*** Opening of SUPPLIED INFORMATION ***

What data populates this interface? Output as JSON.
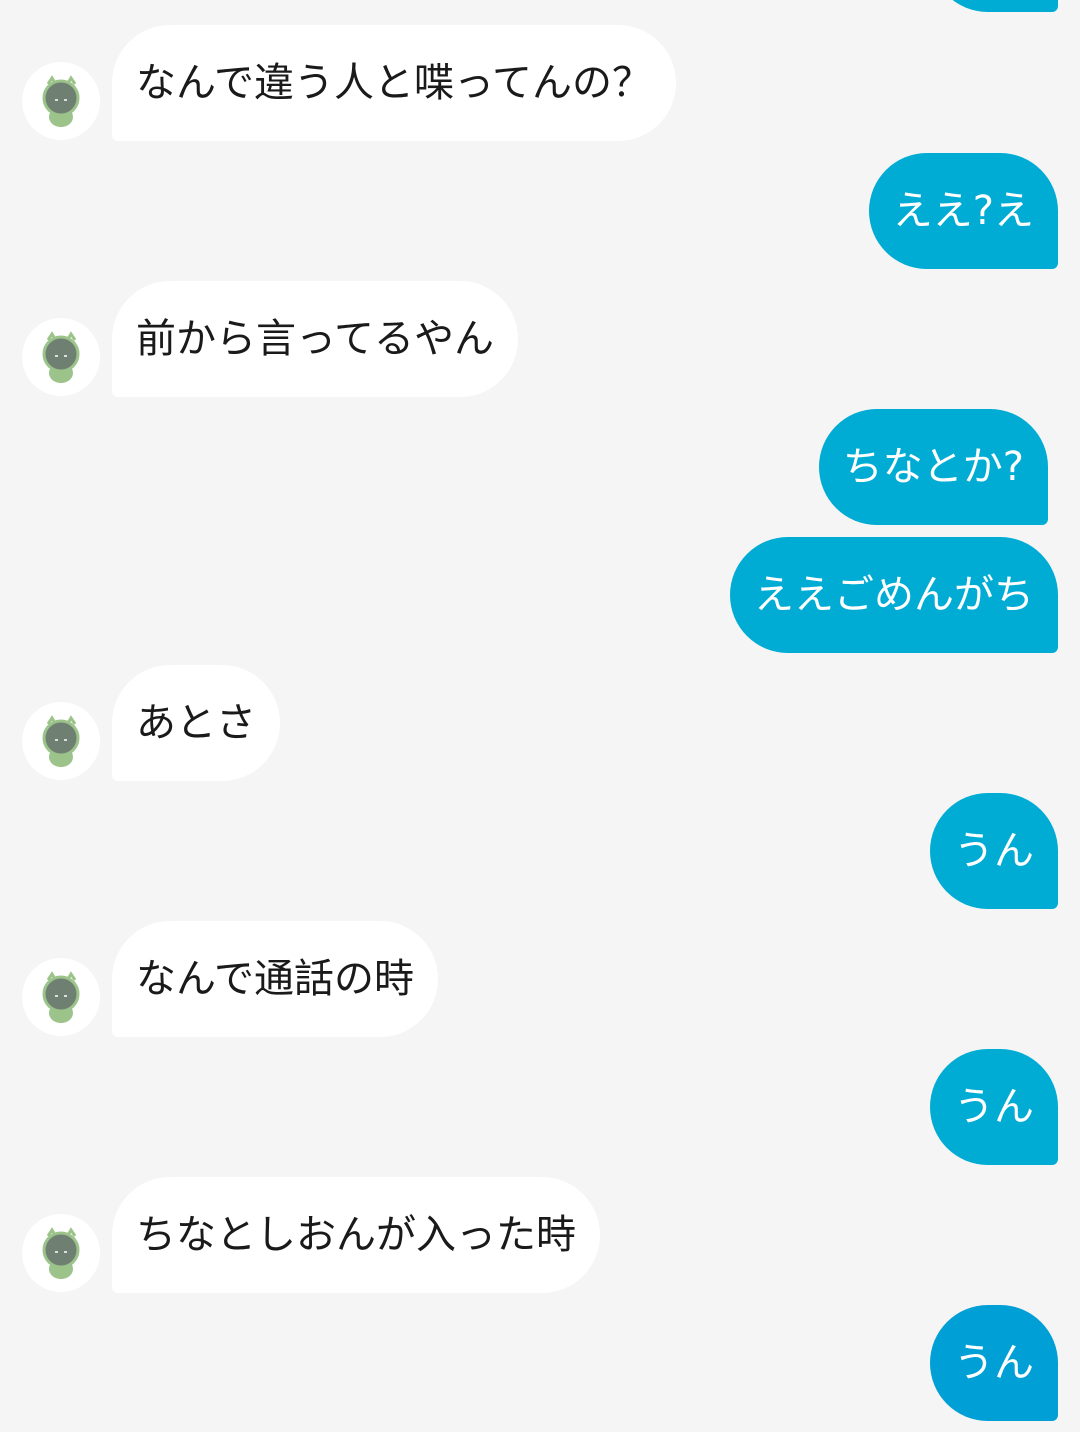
{
  "colors": {
    "incoming_bubble": "#ffffff",
    "outgoing_bubble": "#00acd4",
    "outgoing_bubble_last": "#009fd6",
    "background": "#f5f5f5",
    "incoming_text": "#1a1a1a",
    "outgoing_text": "#ffffff"
  },
  "messages": [
    {
      "from": "other",
      "text": "なんで違う人と喋ってんの？"
    },
    {
      "from": "me",
      "text": "ええ?え"
    },
    {
      "from": "other",
      "text": "前から言ってるやん"
    },
    {
      "from": "me",
      "text": "ちなとか?"
    },
    {
      "from": "me",
      "text": "ええごめんがち"
    },
    {
      "from": "other",
      "text": "あとさ"
    },
    {
      "from": "me",
      "text": "うん"
    },
    {
      "from": "other",
      "text": "なんで通話の時"
    },
    {
      "from": "me",
      "text": "うん"
    },
    {
      "from": "other",
      "text": "ちなとしおんが入った時"
    },
    {
      "from": "me",
      "text": "うん"
    }
  ],
  "avatar_icon": "green-dino-character-icon"
}
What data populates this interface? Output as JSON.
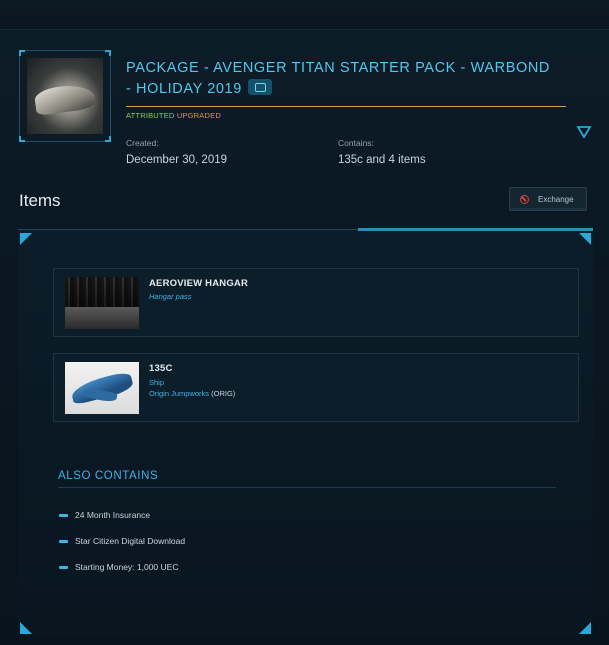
{
  "package": {
    "title": "PACKAGE - AVENGER TITAN STARTER PACK - WARBOND - HOLIDAY 2019",
    "flag_attributed": "ATTRIBUTED",
    "flag_upgraded": "UPGRADED",
    "created_label": "Created:",
    "created_value": "December 30, 2019",
    "contains_label": "Contains:",
    "contains_value": "135c and 4 items",
    "thumbnail_icon": "ship-thumbnail",
    "badge_icon": "gift-icon",
    "toggle_icon": "chevron-down-icon"
  },
  "items_section": {
    "heading": "Items",
    "exchange_label": "Exchange",
    "exchange_icon": "no-entry-icon"
  },
  "items": [
    {
      "name": "AEROVIEW HANGAR",
      "type": "Hangar pass"
    },
    {
      "name": "135C",
      "type": "Ship",
      "manufacturer": "Origin Jumpworks",
      "manufacturer_code": "(ORIG)"
    }
  ],
  "also_contains": {
    "heading": "ALSO CONTAINS",
    "entries": [
      "24 Month Insurance",
      "Star Citizen Digital Download",
      "Starting Money: 1,000 UEC"
    ]
  },
  "colors": {
    "accent": "#52c8ee",
    "link": "#3fb2e6",
    "attributed": "#7fd64a",
    "upgraded": "#e09a2a",
    "gold_rule": "#c9a64a",
    "exchange_icon": "#e0413a"
  }
}
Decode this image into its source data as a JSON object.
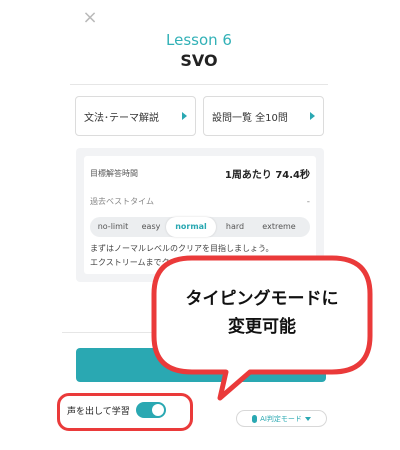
{
  "header": {
    "close_symbol": "×",
    "lesson": "Lesson 6",
    "title": "SVO"
  },
  "nav": {
    "grammar_label": "文法･テーマ解説",
    "questions_label": "設問一覧 全10問"
  },
  "info": {
    "target_time_label": "目標解答時間",
    "target_time_value": "1周あたり 74.4秒",
    "best_time_label": "過去ベストタイム",
    "best_time_value": "-",
    "difficulties": [
      "no-limit",
      "easy",
      "normal",
      "hard",
      "extreme"
    ],
    "selected_difficulty": "normal",
    "note_line1": "まずはノーマルレベルのクリアを目指しましょう。",
    "note_line2": "エクストリームまでクリアできたら完璧です。"
  },
  "footer": {
    "voice_label": "声を出して学習",
    "voice_toggle_on": true,
    "mode_label": "AI判定モード"
  },
  "callout": {
    "line1": "タイピングモードに",
    "line2": "変更可能"
  },
  "colors": {
    "accent": "#2aa8b2",
    "highlight": "#ea3a3a"
  }
}
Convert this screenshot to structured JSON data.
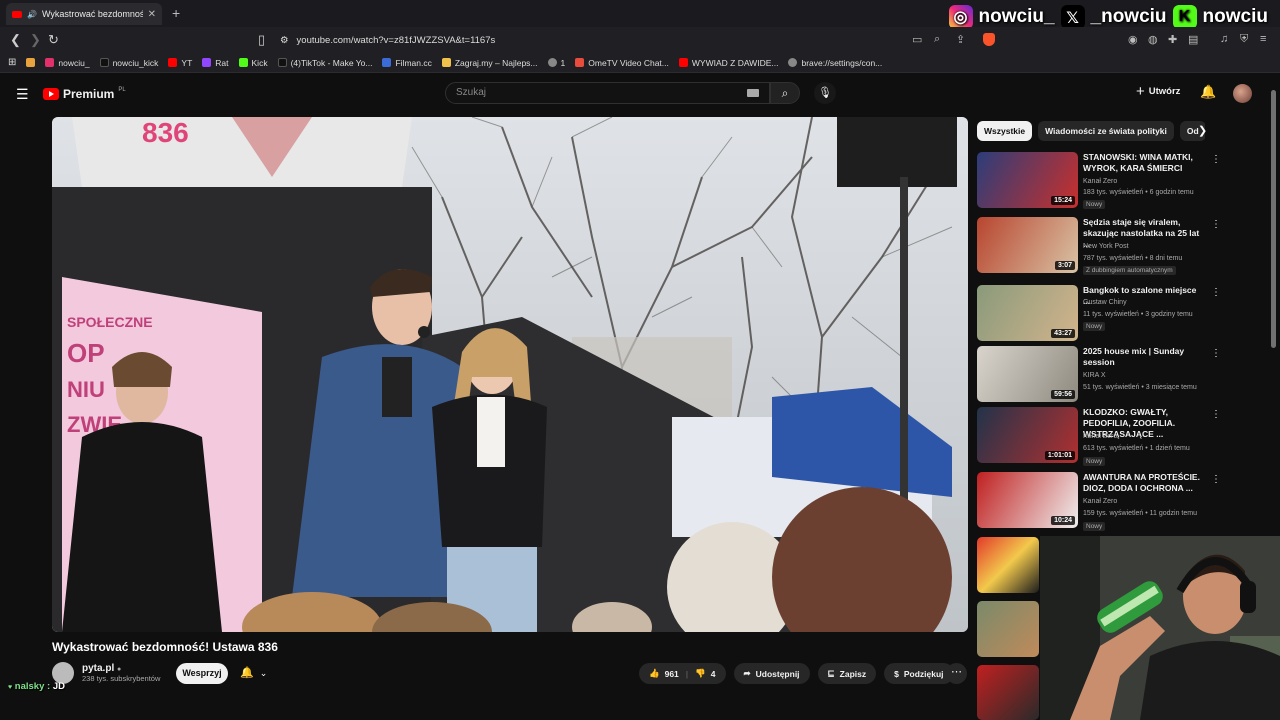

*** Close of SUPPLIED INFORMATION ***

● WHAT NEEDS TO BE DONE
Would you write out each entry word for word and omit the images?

● YOUR SOLUTION
What data populates this interface? Output as JSON.
{
  "colors": {
    "incoming_bubble": "#ffffff",
    "outgoing_bubble": "#00acd4",
    "outgoing_bubble_last": "#009fd6",
    "background": "#f5f5f5",
    "incoming_text": "#1a1a1a",
    "outgoing_text": "#ffffff"
  },
  "messages": [
    {
      "from": "other",
      "text": "なんで違う人と喋ってんの？"
    },
    {
      "from": "me",
      "text": "ええ?え"
    },
    {
      "from": "other",
      "text": "前から言ってるやん"
    },
    {
      "from": "me",
      "text": "ちなとか?"
    },
    {
      "from": "me",
      "text": "ええごめんがち"
    },
    {
      "from": "other",
      "text": "あとさ"
    },
    {
      "from": "me",
      "text": "うん"
    },
    {
      "from": "other",
      "text": "なんで通話の時"
    },
    {
      "from": "me",
      "text": "うん"
    },
    {
      "from": "other",
      "text": "ちなとしおんが入った時"
    },
    {
      "from": "me",
      "text": "うん"
    }
  ],
  "avatar_icon": "green-dino-character-icon"
}
What data populates this interface? Output as JSON.
{
  "package": {
    "title": "PACKAGE - AVENGER TITAN STARTER PACK - WARBOND - HOLIDAY 2019",
    "flag_attributed": "ATTRIBUTED",
    "flag_upgraded": "UPGRADED",
    "created_label": "Created:",
    "created_value": "December 30, 2019",
    "contains_label": "Contains:",
    "contains_value": "135c and 4 items",
    "thumbnail_icon": "ship-thumbnail",
    "badge_icon": "gift-icon",
    "toggle_icon": "chevron-down-icon"
  },
  "items_section": {
    "heading": "Items",
    "exchange_label": "Exchange",
    "exchange_icon": "no-entry-icon"
  },
  "items": [
    {
      "name": "AEROVIEW HANGAR",
      "type": "Hangar pass"
    },
    {
      "name": "135C",
      "type": "Ship",
      "manufacturer": "Origin Jumpworks",
      "manufacturer_code": "(ORIG)"
    }
  ],
  "also_contains": {
    "heading": "ALSO CONTAINS",
    "entries": [
      "24 Month Insurance",
      "Star Citizen Digital Download",
      "Starting Money: 1,000 UEC"
    ]
  },
  "colors": {
    "accent": "#52c8ee",
    "link": "#3fb2e6",
    "attributed": "#7fd64a",
    "upgraded": "#e09a2a",
    "gold_rule": "#c9a64a",
    "exchange_icon": "#e0413a"
  }
}
Decode this image into its source data as a JSON object.
{
  "header": {
    "close_symbol": "×",
    "lesson": "Lesson 6",
    "title": "SVO"
  },
  "nav": {
    "grammar_label": "文法･テーマ解説",
    "questions_label": "設問一覧 全10問"
  },
  "info": {
    "target_time_label": "目標解答時間",
    "target_time_value": "1周あたり 74.4秒",
    "best_time_label": "過去ベストタイム",
    "best_time_value": "-",
    "difficulties": [
      "no-limit",
      "easy",
      "normal",
      "hard",
      "extreme"
    ],
    "selected_difficulty": "normal",
    "note_line1": "まずはノーマルレベルのクリアを目指しましょう。",
    "note_line2": "エクストリームまでクリアできたら完璧です。"
  },
  "footer": {
    "voice_label": "声を出して学習",
    "voice_toggle_on": true,
    "mode_label": "AI判定モード"
  },
  "callout": {
    "line1": "タイピングモードに",
    "line2": "変更可能"
  },
  "colors": {
    "accent": "#2aa8b2",
    "highlight": "#ea3a3a"
  }
}
Convert this screenshot to structured JSON data.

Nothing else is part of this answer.